** TASK INPUT follows **

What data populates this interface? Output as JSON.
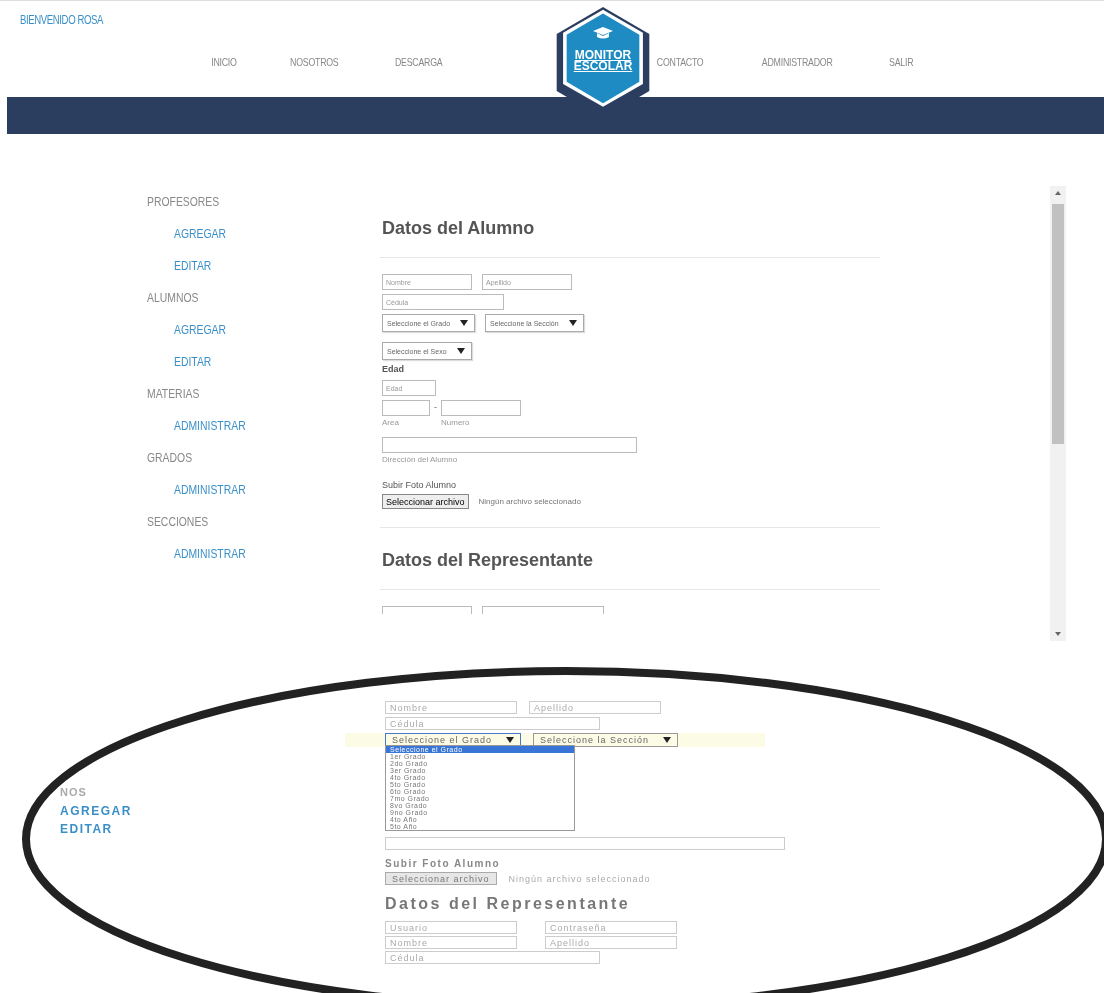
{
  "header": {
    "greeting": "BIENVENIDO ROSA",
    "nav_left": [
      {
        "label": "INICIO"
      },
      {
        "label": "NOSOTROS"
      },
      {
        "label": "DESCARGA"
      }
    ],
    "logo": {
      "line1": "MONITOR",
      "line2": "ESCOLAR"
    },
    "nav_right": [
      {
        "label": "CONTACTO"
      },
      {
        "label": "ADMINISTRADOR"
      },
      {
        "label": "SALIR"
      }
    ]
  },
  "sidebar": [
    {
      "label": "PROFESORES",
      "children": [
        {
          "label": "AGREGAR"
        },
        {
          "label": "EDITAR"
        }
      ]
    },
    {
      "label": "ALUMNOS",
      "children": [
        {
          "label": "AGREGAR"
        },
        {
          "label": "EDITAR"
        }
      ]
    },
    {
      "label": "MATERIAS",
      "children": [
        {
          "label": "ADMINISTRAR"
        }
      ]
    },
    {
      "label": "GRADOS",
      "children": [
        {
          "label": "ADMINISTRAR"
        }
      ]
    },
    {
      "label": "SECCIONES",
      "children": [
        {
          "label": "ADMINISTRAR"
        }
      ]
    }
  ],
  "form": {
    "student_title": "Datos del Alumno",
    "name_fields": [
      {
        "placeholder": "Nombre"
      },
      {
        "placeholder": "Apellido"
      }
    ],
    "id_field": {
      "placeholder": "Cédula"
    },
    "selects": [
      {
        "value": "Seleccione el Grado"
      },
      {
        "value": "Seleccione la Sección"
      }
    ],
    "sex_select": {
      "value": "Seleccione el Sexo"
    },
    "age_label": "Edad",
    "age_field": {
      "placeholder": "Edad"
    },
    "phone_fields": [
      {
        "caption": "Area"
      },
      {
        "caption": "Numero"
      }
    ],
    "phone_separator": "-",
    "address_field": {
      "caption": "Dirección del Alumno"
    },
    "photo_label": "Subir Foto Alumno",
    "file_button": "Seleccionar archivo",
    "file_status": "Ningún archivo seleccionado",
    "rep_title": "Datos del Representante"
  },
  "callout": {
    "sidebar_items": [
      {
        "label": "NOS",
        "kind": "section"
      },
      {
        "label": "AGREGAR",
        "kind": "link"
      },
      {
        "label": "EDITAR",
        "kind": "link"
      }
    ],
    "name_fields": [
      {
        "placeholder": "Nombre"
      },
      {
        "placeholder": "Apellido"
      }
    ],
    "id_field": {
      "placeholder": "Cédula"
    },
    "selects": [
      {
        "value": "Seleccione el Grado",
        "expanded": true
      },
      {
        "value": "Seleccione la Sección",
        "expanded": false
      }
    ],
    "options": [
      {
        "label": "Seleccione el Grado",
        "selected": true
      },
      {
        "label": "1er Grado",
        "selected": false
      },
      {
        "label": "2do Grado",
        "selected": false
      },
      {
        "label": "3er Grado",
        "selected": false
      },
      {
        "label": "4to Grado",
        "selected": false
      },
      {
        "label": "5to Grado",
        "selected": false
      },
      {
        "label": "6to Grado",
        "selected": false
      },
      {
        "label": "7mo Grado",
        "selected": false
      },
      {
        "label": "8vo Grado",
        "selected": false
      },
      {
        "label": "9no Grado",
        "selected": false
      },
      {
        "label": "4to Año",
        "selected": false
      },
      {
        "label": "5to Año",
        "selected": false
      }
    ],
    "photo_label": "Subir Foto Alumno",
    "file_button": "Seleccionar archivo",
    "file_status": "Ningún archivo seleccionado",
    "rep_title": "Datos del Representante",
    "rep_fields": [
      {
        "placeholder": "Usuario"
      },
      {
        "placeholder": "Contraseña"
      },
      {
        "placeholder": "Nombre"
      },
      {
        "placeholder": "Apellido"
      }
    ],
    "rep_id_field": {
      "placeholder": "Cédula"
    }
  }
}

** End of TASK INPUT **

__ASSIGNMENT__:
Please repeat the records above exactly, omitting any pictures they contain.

__EXERCISE RESULT__:
What data populates this interface? Output as JSON.
{
  "header": {
    "greeting": "BIENVENIDO ROSA",
    "nav_left": [
      {
        "label": "INICIO"
      },
      {
        "label": "NOSOTROS"
      },
      {
        "label": "DESCARGA"
      }
    ],
    "logo": {
      "line1": "MONITOR",
      "line2": "ESCOLAR"
    },
    "nav_right": [
      {
        "label": "CONTACTO"
      },
      {
        "label": "ADMINISTRADOR"
      },
      {
        "label": "SALIR"
      }
    ]
  },
  "sidebar": [
    {
      "label": "PROFESORES",
      "children": [
        {
          "label": "AGREGAR"
        },
        {
          "label": "EDITAR"
        }
      ]
    },
    {
      "label": "ALUMNOS",
      "children": [
        {
          "label": "AGREGAR"
        },
        {
          "label": "EDITAR"
        }
      ]
    },
    {
      "label": "MATERIAS",
      "children": [
        {
          "label": "ADMINISTRAR"
        }
      ]
    },
    {
      "label": "GRADOS",
      "children": [
        {
          "label": "ADMINISTRAR"
        }
      ]
    },
    {
      "label": "SECCIONES",
      "children": [
        {
          "label": "ADMINISTRAR"
        }
      ]
    }
  ],
  "form": {
    "student_title": "Datos del Alumno",
    "name_fields": [
      {
        "placeholder": "Nombre"
      },
      {
        "placeholder": "Apellido"
      }
    ],
    "id_field": {
      "placeholder": "Cédula"
    },
    "selects": [
      {
        "value": "Seleccione el Grado"
      },
      {
        "value": "Seleccione la Sección"
      }
    ],
    "sex_select": {
      "value": "Seleccione el Sexo"
    },
    "age_label": "Edad",
    "age_field": {
      "placeholder": "Edad"
    },
    "phone_fields": [
      {
        "caption": "Area"
      },
      {
        "caption": "Numero"
      }
    ],
    "phone_separator": "-",
    "address_field": {
      "caption": "Dirección del Alumno"
    },
    "photo_label": "Subir Foto Alumno",
    "file_button": "Seleccionar archivo",
    "file_status": "Ningún archivo seleccionado",
    "rep_title": "Datos del Representante"
  },
  "callout": {
    "sidebar_items": [
      {
        "label": "NOS",
        "kind": "section"
      },
      {
        "label": "AGREGAR",
        "kind": "link"
      },
      {
        "label": "EDITAR",
        "kind": "link"
      }
    ],
    "name_fields": [
      {
        "placeholder": "Nombre"
      },
      {
        "placeholder": "Apellido"
      }
    ],
    "id_field": {
      "placeholder": "Cédula"
    },
    "selects": [
      {
        "value": "Seleccione el Grado",
        "expanded": true
      },
      {
        "value": "Seleccione la Sección",
        "expanded": false
      }
    ],
    "options": [
      {
        "label": "Seleccione el Grado",
        "selected": true
      },
      {
        "label": "1er Grado",
        "selected": false
      },
      {
        "label": "2do Grado",
        "selected": false
      },
      {
        "label": "3er Grado",
        "selected": false
      },
      {
        "label": "4to Grado",
        "selected": false
      },
      {
        "label": "5to Grado",
        "selected": false
      },
      {
        "label": "6to Grado",
        "selected": false
      },
      {
        "label": "7mo Grado",
        "selected": false
      },
      {
        "label": "8vo Grado",
        "selected": false
      },
      {
        "label": "9no Grado",
        "selected": false
      },
      {
        "label": "4to Año",
        "selected": false
      },
      {
        "label": "5to Año",
        "selected": false
      }
    ],
    "photo_label": "Subir Foto Alumno",
    "file_button": "Seleccionar archivo",
    "file_status": "Ningún archivo seleccionado",
    "rep_title": "Datos del Representante",
    "rep_fields": [
      {
        "placeholder": "Usuario"
      },
      {
        "placeholder": "Contraseña"
      },
      {
        "placeholder": "Nombre"
      },
      {
        "placeholder": "Apellido"
      }
    ],
    "rep_id_field": {
      "placeholder": "Cédula"
    }
  }
}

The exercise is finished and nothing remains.